Hadrian's Wall & Housestead's Fort

Just over an hour from our Lake District cottages in Keswick and Ullswater, Housestead's Fort on Hadrian's Wall feels like the top of the world.  The Roman road to get to it is worth the trip in itself.  The Fort, when you get there, sparks the imagination completely.

Hadrian's Wall & Housestead's Fort

Originally built almost 2000 years ago (in AD124) there were 1000 soldiers garrisoned here at times.  It also boasts what are probably the oldest toilets in Britain!

Hadrian's Wall & Housestead's Fort
Bruno checking out the drains

In the fort you can see how soldiers lived, as well as how the fort changed over the centuries.  Some of the drainage system is still there (we sent Bruno down the drains to check them out), the communal toilets are really interesting (did I mention that already? – I really liked them) and there are four twin towered gateways, as well as boundary walls for internal buildings.  There is also a museum owned by English Heritage but we didn’t visit this as it was being refurbished (March 2013).  There is an entry fee to go to Housestead’s Fort. 

Hadrian's Wall & Housestead's Fort
Communal toilets (they possibly don't look much but I thought they were amazing!)

Hadrian’s Wall itself is 73 miles long (or 80 Roman miles).  It is thought to have been originally built to protect Roman England from the marauding Scottish tribes, although there are alternative theories for its purpose.  These theories include:to stop internal rebellion, to reflect the power of Rome, to control immigration, smuggling and customs. 

There are plenty of walks along the wall, as well as a cycle track along part of it. Hadrian’s Wall has been described by English Heritage as "the most important monument built by the Romans in Britain". 

Hadrian's Wall & Housestead's Fort
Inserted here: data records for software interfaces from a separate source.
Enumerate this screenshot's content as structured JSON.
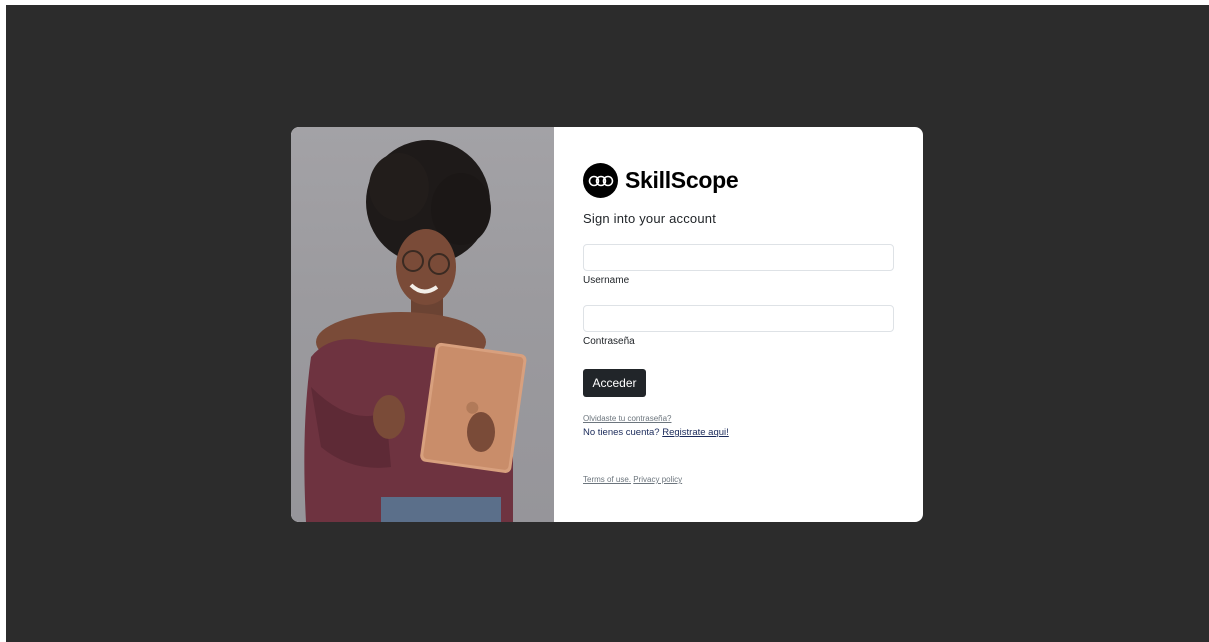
{
  "brand": {
    "name": "SkillScope",
    "logo_icon": "skillscope-logo-icon"
  },
  "form": {
    "title": "Sign into your account",
    "username": {
      "label": "Username",
      "value": "",
      "placeholder": ""
    },
    "password": {
      "label": "Contraseña",
      "value": "",
      "placeholder": ""
    },
    "submit_label": "Acceder",
    "forgot_label": "Olvidaste tu contraseña?",
    "no_account_text": "No tienes cuenta?",
    "register_link": "Registrate aqui!"
  },
  "footer": {
    "terms_label": "Terms of use.",
    "privacy_label": "Privacy policy"
  },
  "colors": {
    "backdrop": "#2c2c2c",
    "button": "#212529",
    "link": "#1a2a5a"
  }
}
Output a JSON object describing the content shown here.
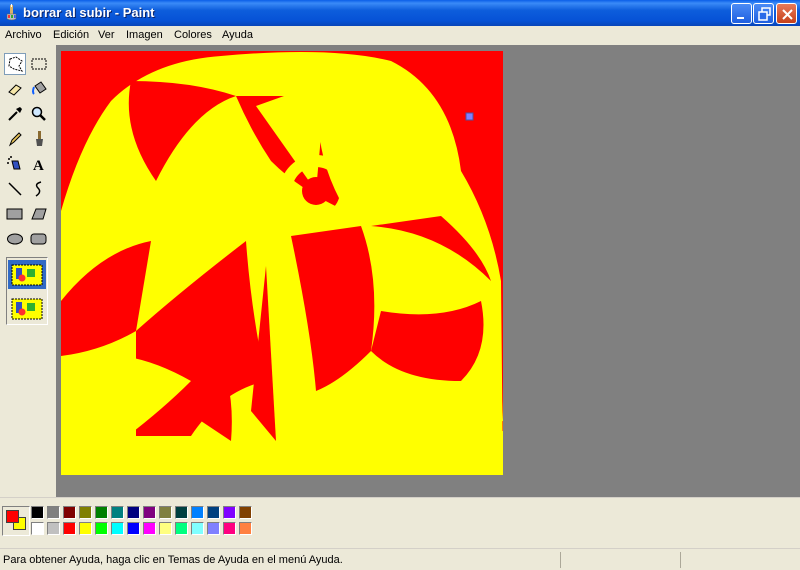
{
  "window": {
    "title": "borrar al subir - Paint"
  },
  "menu": [
    "Archivo",
    "Edición",
    "Ver",
    "Imagen",
    "Colores",
    "Ayuda"
  ],
  "tools": [
    {
      "name": "free-select-tool-icon",
      "selected": true
    },
    {
      "name": "rect-select-tool-icon",
      "selected": false
    },
    {
      "name": "eraser-tool-icon",
      "selected": false
    },
    {
      "name": "fill-tool-icon",
      "selected": false
    },
    {
      "name": "color-picker-tool-icon",
      "selected": false
    },
    {
      "name": "magnifier-tool-icon",
      "selected": false
    },
    {
      "name": "pencil-tool-icon",
      "selected": false
    },
    {
      "name": "brush-tool-icon",
      "selected": false
    },
    {
      "name": "airbrush-tool-icon",
      "selected": false
    },
    {
      "name": "text-tool-icon",
      "selected": false
    },
    {
      "name": "line-tool-icon",
      "selected": false
    },
    {
      "name": "curve-tool-icon",
      "selected": false
    },
    {
      "name": "rectangle-tool-icon",
      "selected": false
    },
    {
      "name": "polygon-tool-icon",
      "selected": false
    },
    {
      "name": "ellipse-tool-icon",
      "selected": false
    },
    {
      "name": "rounded-rect-tool-icon",
      "selected": false
    }
  ],
  "colors": {
    "foreground": "#ff0000",
    "background": "#ffff00",
    "palette_top": [
      "#000000",
      "#808080",
      "#800000",
      "#808000",
      "#008000",
      "#008080",
      "#000080",
      "#800080",
      "#808040",
      "#004040",
      "#0080ff",
      "#004080",
      "#8000ff",
      "#804000"
    ],
    "palette_bottom": [
      "#ffffff",
      "#c0c0c0",
      "#ff0000",
      "#ffff00",
      "#00ff00",
      "#00ffff",
      "#0000ff",
      "#ff00ff",
      "#ffff80",
      "#00ff80",
      "#80ffff",
      "#8080ff",
      "#ff0080",
      "#ff8040"
    ]
  },
  "status": {
    "help_text": "Para obtener Ayuda, haga clic en Temas de Ayuda en el menú Ayuda."
  }
}
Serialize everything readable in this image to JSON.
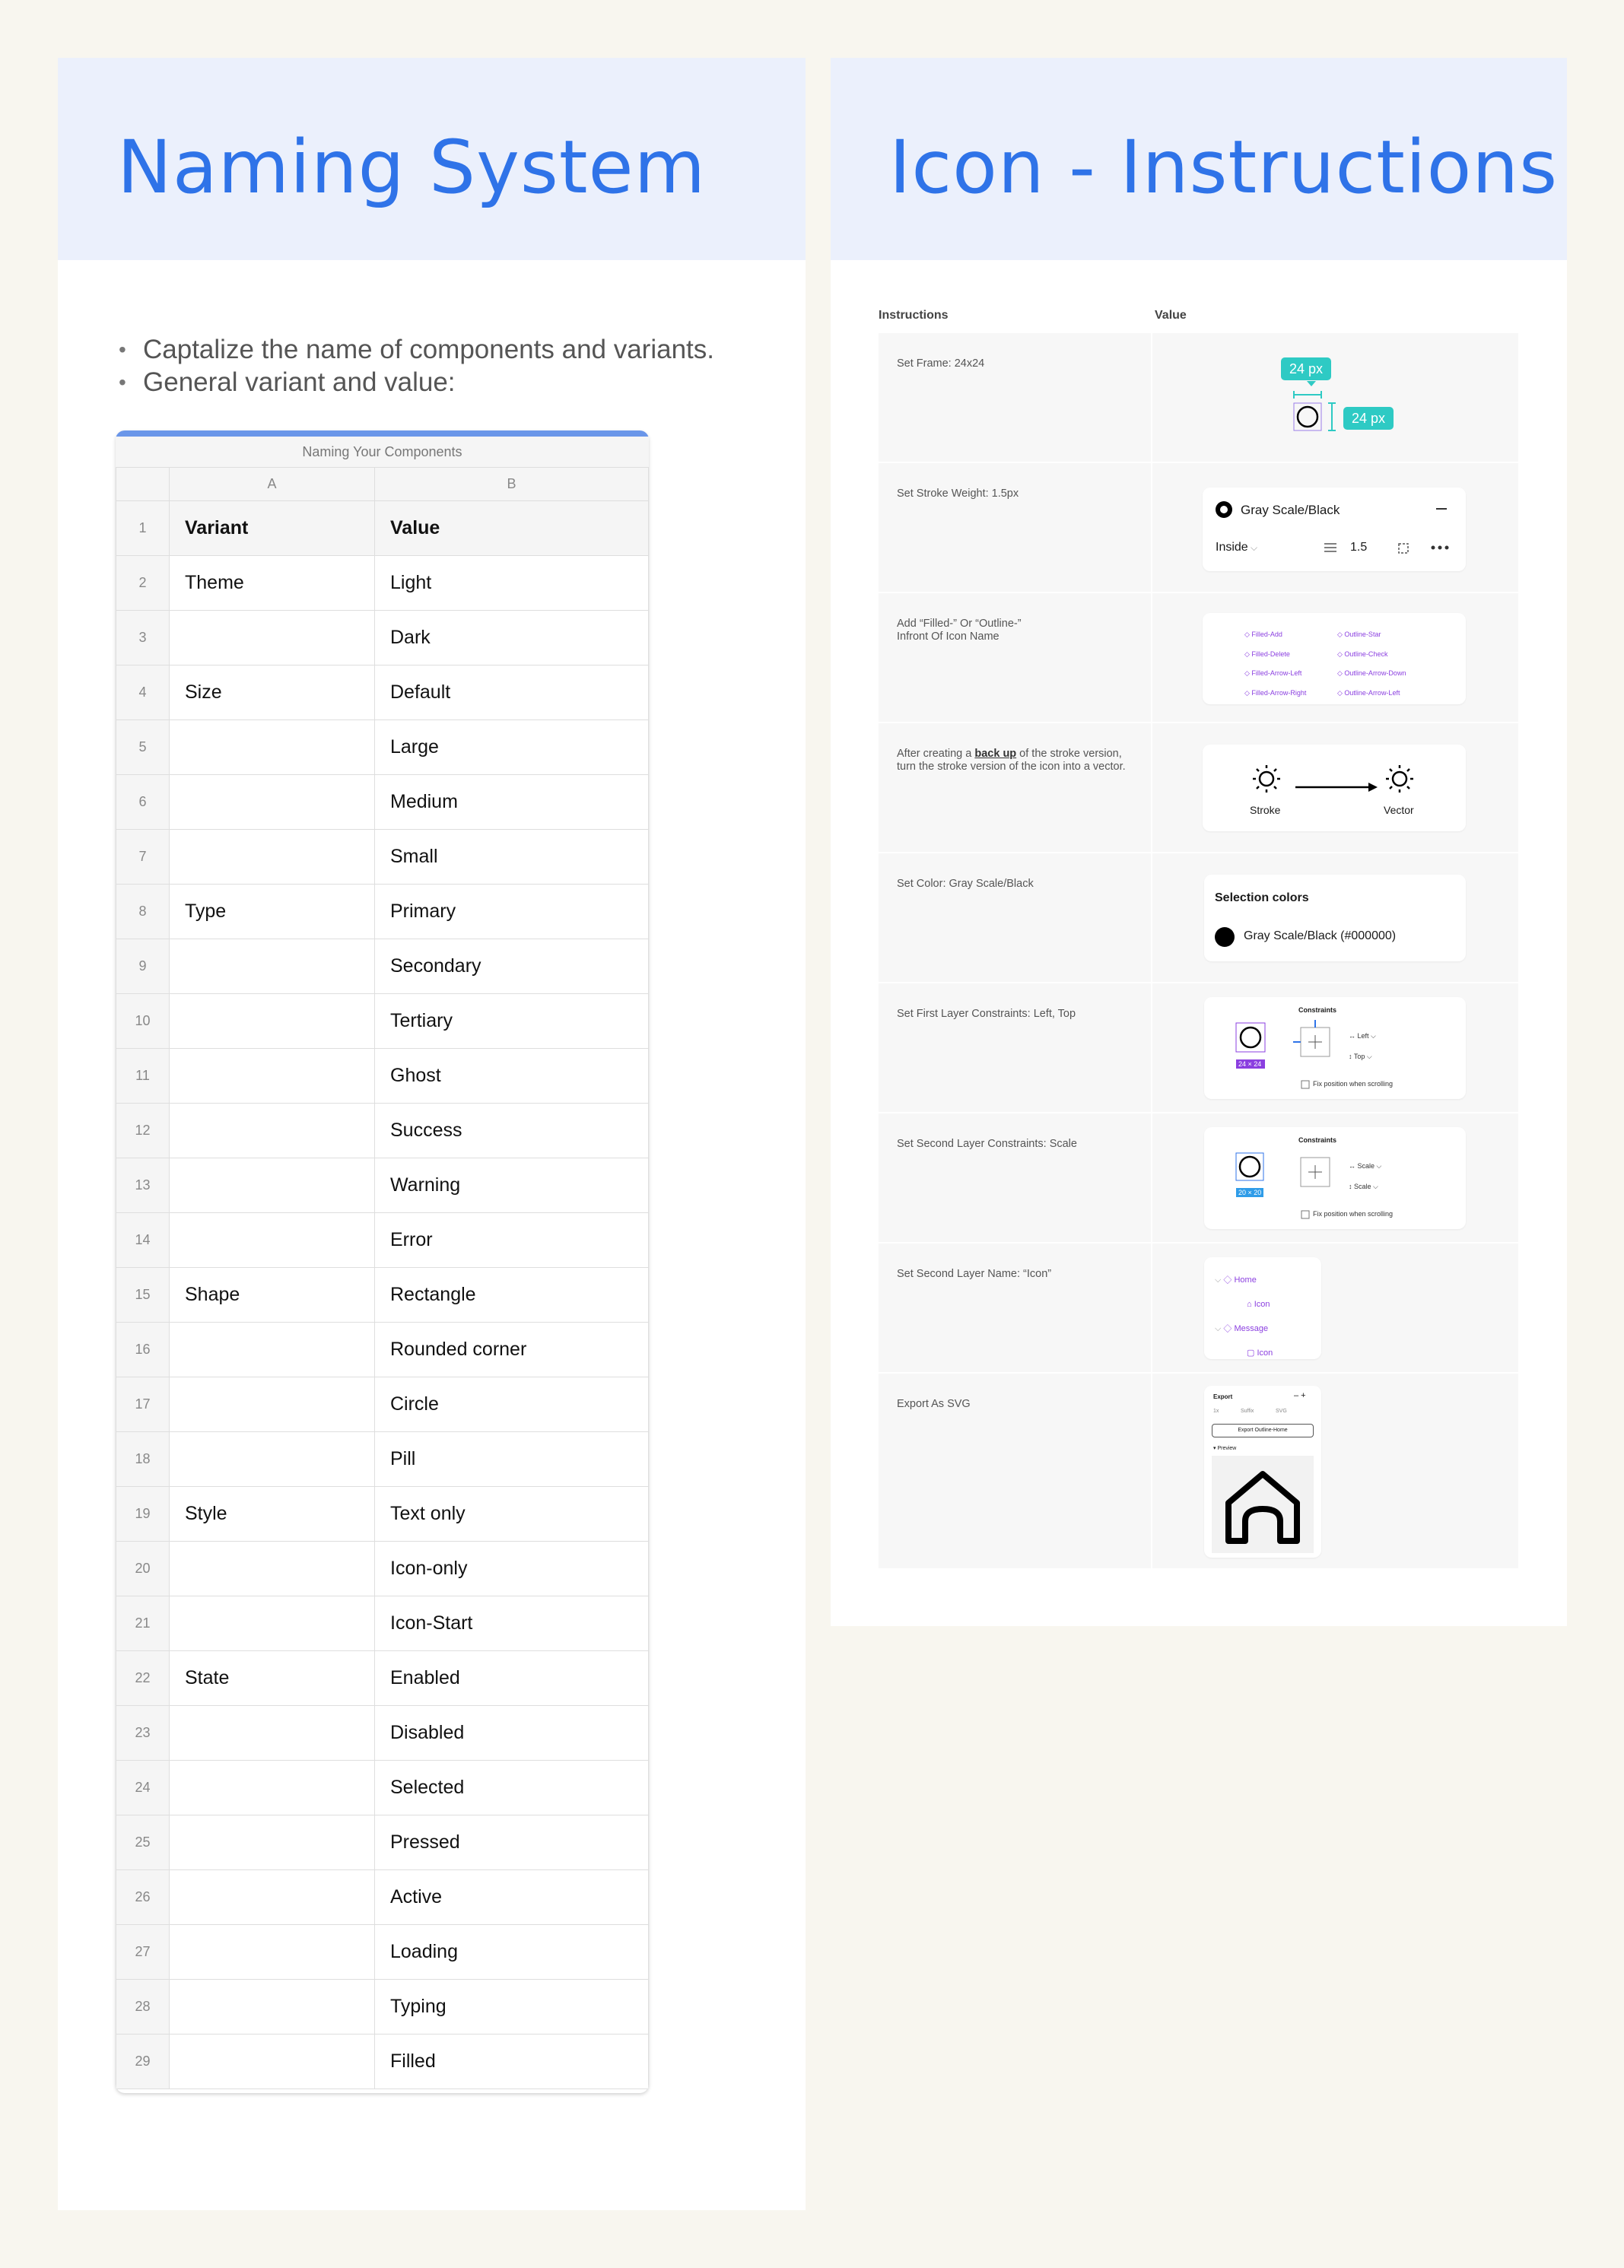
{
  "left_panel": {
    "title": "Naming System",
    "bullets": [
      "Captalize the name of components and variants.",
      "General variant and value:"
    ],
    "sheet": {
      "caption": "Naming Your Components",
      "columns": [
        "A",
        "B"
      ],
      "header": {
        "row": "1",
        "a": "Variant",
        "b": "Value"
      },
      "rows": [
        {
          "n": "2",
          "a": "Theme",
          "b": "Light"
        },
        {
          "n": "3",
          "a": "",
          "b": "Dark"
        },
        {
          "n": "4",
          "a": "Size",
          "b": "Default"
        },
        {
          "n": "5",
          "a": "",
          "b": "Large"
        },
        {
          "n": "6",
          "a": "",
          "b": "Medium"
        },
        {
          "n": "7",
          "a": "",
          "b": "Small"
        },
        {
          "n": "8",
          "a": "Type",
          "b": "Primary"
        },
        {
          "n": "9",
          "a": "",
          "b": "Secondary"
        },
        {
          "n": "10",
          "a": "",
          "b": "Tertiary"
        },
        {
          "n": "11",
          "a": "",
          "b": "Ghost"
        },
        {
          "n": "12",
          "a": "",
          "b": "Success"
        },
        {
          "n": "13",
          "a": "",
          "b": "Warning"
        },
        {
          "n": "14",
          "a": "",
          "b": "Error"
        },
        {
          "n": "15",
          "a": "Shape",
          "b": "Rectangle"
        },
        {
          "n": "16",
          "a": "",
          "b": "Rounded corner"
        },
        {
          "n": "17",
          "a": "",
          "b": "Circle"
        },
        {
          "n": "18",
          "a": "",
          "b": "Pill"
        },
        {
          "n": "19",
          "a": "Style",
          "b": "Text only"
        },
        {
          "n": "20",
          "a": "",
          "b": "Icon-only"
        },
        {
          "n": "21",
          "a": "",
          "b": "Icon-Start"
        },
        {
          "n": "22",
          "a": "State",
          "b": "Enabled"
        },
        {
          "n": "23",
          "a": "",
          "b": "Disabled"
        },
        {
          "n": "24",
          "a": "",
          "b": "Selected"
        },
        {
          "n": "25",
          "a": "",
          "b": "Pressed"
        },
        {
          "n": "26",
          "a": "",
          "b": "Active"
        },
        {
          "n": "27",
          "a": "",
          "b": "Loading"
        },
        {
          "n": "28",
          "a": "",
          "b": "Typing"
        },
        {
          "n": "29",
          "a": "",
          "b": "Filled"
        }
      ]
    }
  },
  "right_panel": {
    "title": "Icon - Instructions",
    "col_instructions": "Instructions",
    "col_value": "Value",
    "steps": [
      "Set Frame: 24x24",
      "Set Stroke Weight: 1.5px",
      "Add “Filled-” Or “Outline-”\nInfront Of Icon Name",
      "After creating a ",
      "Set Color: Gray Scale/Black",
      "Set First Layer Constraints: Left, Top",
      "Set Second Layer Constraints: Scale",
      "Set Second Layer Name: “Icon”",
      "Export As SVG"
    ],
    "step4_bold": "back up",
    "step4_rest": " of the stroke version, turn the stroke version of the icon into a vector.",
    "frame": {
      "tag_w": "24 px",
      "tag_h": "24 px"
    },
    "stroke": {
      "name": "Gray Scale/Black",
      "position": "Inside",
      "weight": "1.5"
    },
    "names": {
      "filled": [
        "Filled-Add",
        "Filled-Delete",
        "Filled-Arrow-Left",
        "Filled-Arrow-Right"
      ],
      "outline": [
        "Outline-Star",
        "Outline-Check",
        "Outline-Arrow-Down",
        "Outline-Arrow-Left"
      ]
    },
    "convert": {
      "from": "Stroke",
      "to": "Vector"
    },
    "color": {
      "title": "Selection colors",
      "value": "Gray Scale/Black (#000000)"
    },
    "constraints1": {
      "title": "Constraints",
      "h": "Left",
      "v": "Top",
      "size": "24 × 24",
      "fix": "Fix position when scrolling"
    },
    "constraints2": {
      "title": "Constraints",
      "h": "Scale",
      "v": "Scale",
      "size": "20 × 20",
      "fix": "Fix position when scrolling"
    },
    "layers": [
      "Home",
      "Icon",
      "Message",
      "Icon"
    ],
    "export": {
      "title": "Export",
      "scale": "1x",
      "suffix": "Suffix",
      "format": "SVG",
      "button": "Export Outline-Home",
      "preview": "Preview"
    }
  },
  "colors": {
    "accent": "#2f73e8",
    "header_bg": "#ebf0fc",
    "teal": "#2ecac4",
    "purple": "#8b3fe0"
  }
}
To reach Housesteads Fort, head North towards Carlisle on the M6.  Leave at Junction 43 (signed A69, Newcastle).  Take the third exit on the roundabout onto the A69.  Six miles later, at the next roundabout, take the third exit once again and follow the A69.  Carry on for 10 miles or so and then turn left signed Greenhead, Gisland and Chollerford (just as the A69 is about to become a dual carriageway).  There is also a brown sign here pointing you to Hadrian’s Wall.  Go a few yards and then turn right at the end of the road.  This takes you onto the old Roman Road (the B6318).  Follow this road for 8.5 miles and then you’ll see the carpark for Housesteads Roman Fort & Museum on your left (postcode: NE47 6NN).

Find a cottage

Newsletter Signup